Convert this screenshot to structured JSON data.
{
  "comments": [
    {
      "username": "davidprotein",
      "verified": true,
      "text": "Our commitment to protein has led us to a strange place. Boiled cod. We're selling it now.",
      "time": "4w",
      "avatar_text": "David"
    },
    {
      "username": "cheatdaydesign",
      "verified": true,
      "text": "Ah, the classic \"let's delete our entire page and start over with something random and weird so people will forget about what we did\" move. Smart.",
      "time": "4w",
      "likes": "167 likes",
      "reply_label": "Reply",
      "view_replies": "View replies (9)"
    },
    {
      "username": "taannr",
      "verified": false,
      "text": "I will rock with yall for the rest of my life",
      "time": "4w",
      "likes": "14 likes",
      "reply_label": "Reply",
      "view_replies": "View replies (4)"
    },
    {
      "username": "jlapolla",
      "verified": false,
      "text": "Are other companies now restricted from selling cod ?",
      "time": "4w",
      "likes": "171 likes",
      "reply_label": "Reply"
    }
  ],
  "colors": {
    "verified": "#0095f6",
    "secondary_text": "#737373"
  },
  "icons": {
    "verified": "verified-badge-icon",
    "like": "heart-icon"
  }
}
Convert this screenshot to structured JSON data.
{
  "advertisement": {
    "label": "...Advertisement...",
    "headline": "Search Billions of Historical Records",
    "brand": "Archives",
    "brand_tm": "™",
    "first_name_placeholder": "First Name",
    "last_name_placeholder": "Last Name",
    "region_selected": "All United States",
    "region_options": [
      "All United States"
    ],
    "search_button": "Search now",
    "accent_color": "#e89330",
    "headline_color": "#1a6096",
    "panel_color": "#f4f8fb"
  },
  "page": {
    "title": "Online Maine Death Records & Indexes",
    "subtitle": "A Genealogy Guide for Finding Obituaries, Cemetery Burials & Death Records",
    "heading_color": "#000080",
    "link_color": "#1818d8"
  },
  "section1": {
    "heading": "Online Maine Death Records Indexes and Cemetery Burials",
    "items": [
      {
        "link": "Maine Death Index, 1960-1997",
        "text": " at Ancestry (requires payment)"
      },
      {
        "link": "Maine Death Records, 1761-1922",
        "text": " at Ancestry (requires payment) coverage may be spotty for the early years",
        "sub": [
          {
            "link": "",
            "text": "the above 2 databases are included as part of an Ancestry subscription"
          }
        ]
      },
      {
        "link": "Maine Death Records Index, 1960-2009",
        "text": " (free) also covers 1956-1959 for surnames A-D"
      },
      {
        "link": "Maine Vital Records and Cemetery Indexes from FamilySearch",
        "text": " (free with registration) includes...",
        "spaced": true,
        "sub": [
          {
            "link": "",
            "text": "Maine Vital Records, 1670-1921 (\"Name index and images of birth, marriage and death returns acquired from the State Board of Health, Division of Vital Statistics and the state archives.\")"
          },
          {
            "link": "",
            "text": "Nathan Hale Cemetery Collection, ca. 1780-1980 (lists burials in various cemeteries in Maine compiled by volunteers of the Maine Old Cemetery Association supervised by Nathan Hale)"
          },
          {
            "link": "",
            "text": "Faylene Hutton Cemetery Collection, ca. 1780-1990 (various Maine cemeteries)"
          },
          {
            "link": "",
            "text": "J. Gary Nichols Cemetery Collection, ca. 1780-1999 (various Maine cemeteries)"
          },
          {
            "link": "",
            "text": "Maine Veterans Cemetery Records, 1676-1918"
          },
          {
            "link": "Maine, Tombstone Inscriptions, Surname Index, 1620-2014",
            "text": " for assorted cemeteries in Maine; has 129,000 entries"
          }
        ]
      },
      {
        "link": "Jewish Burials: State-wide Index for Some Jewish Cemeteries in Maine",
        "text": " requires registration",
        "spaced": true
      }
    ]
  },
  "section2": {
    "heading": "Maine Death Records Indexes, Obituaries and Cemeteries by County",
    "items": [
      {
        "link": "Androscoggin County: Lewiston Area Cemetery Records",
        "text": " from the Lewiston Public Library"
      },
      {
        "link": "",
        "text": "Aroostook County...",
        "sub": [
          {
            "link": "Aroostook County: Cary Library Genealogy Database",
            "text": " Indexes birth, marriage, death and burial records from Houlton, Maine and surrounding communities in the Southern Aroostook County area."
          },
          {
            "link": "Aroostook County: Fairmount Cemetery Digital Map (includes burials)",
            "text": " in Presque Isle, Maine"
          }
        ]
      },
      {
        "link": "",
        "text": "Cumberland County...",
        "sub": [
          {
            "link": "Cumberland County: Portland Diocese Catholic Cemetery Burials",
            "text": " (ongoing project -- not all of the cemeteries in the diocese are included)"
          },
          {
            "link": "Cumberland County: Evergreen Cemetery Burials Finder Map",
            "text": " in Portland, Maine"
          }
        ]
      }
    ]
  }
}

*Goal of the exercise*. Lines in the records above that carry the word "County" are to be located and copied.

*Output below*.
    "heading": "Maine Death Records Indexes, Obituaries and Cemeteries by County",
        "link": "Androscoggin County: Lewiston Area Cemetery Records",
        "text": "Aroostook County...",
            "link": "Aroostook County: Cary Library Genealogy Database",
            "text": " Indexes birth, marriage, death and burial records from Houlton, Maine and surrounding communities in the Southern Aroostook County area."
            "link": "Aroostook County: Fairmount Cemetery Digital Map (includes burials)",
        "text": "Cumberland County...",
            "link": "Cumberland County: Portland Diocese Catholic Cemetery Burials",
            "link": "Cumberland County: Evergreen Cemetery Burials Finder Map",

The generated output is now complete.